Our local radio station 702 hosted its annual Walk the Talk race last month and with 50 000 registered participants it was filled to capacity. I myself have participated in an annual Walk your Talk workshop, but of a different nature. This is for change practitioners wanting to balance care for the environment, society at large and finances in their work and is held in a beautiful mansion called Buckland Hall in South Wales.
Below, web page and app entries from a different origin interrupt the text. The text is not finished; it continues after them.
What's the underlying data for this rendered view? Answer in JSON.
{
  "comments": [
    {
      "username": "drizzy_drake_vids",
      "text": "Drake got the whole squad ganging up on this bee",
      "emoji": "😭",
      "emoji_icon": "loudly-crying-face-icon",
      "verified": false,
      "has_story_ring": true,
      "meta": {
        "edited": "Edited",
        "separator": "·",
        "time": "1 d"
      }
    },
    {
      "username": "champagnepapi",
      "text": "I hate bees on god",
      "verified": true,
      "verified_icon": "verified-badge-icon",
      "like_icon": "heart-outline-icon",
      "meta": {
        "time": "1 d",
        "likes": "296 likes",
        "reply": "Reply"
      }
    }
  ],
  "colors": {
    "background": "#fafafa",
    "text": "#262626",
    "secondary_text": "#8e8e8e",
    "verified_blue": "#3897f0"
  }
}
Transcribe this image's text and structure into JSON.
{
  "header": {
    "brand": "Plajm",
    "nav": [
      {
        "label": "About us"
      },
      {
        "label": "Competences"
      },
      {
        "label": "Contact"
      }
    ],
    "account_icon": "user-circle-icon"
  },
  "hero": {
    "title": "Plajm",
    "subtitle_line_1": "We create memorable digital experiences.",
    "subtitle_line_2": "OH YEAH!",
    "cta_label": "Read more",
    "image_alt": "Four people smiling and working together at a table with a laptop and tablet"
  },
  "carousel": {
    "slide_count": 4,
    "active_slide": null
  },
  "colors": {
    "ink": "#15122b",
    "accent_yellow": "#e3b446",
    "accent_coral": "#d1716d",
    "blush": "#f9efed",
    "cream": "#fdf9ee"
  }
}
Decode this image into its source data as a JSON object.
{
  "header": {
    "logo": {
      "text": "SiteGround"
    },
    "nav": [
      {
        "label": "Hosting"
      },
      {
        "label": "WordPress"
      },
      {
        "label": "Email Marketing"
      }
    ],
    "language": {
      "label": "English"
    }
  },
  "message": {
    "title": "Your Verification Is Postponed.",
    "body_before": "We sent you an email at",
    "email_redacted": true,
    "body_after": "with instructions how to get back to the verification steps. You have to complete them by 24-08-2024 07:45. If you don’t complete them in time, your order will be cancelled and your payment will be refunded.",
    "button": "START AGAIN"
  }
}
In the work of transformation, exquisite care needs to be taken to prevent slipping into the mode of regurgitating expired well-intentioned knowledge. To speak from continued practice and not hollowness that may unknowingly have set in. My good friend Sofia Bustamante recently visited Mohammed Yunus and Grameen Bank in Bangladesh. Her reflection is that “transformation happens when you don’t take your eye off the ball”. The continued success of Grameen Bank lies in the fact that they have not slipped from what they stood for. I myself have been privy to have an audience with Mohammed Yunus when in London early 2008. I asked him why he thinks that micro-finance has not taken off in Africa the same way as Bangladesh. He responded that although the mechanisms were the same when kick-starting it in South Africa, mainstream bankers were the implementers who do not think like the poor, can’t meet them where they’re at and operate from that place.
I get nervous about the effectiveness of change initiatives when social commentators who have a platform to voice their opinions with suggested change theories do so when not immersed in the issues they are commenting on. This includes the lack of transformation in institutions who publically promote the ethic. One of my favourite Paulo Freire quotes come to mind ‘revolutionary leaders cannot think without the people, nor for the people, but only with the people.’ I need to remind myself about this every so often when I find myself hanging out in the northern suburbs of Johannesburg and preach about values, transformation and relationship with the poor (as defined by mainstream society).
Sofia cautions me to be gentle; that it does not take an evil person to slip. While I keep this in-mind; I would like to encourage myself and fellow change agents to keep doing the inner-work. Check that we are operating from integrity and not get caught up in the busyness of preaching about values and transformation or new agendas but Walking our Talk.
One thought on “Walking our Talk”
I fully agree Lesley! And let’s start closest to home, to ourselves… To be open to our own true needs for instance… That is where true change starts…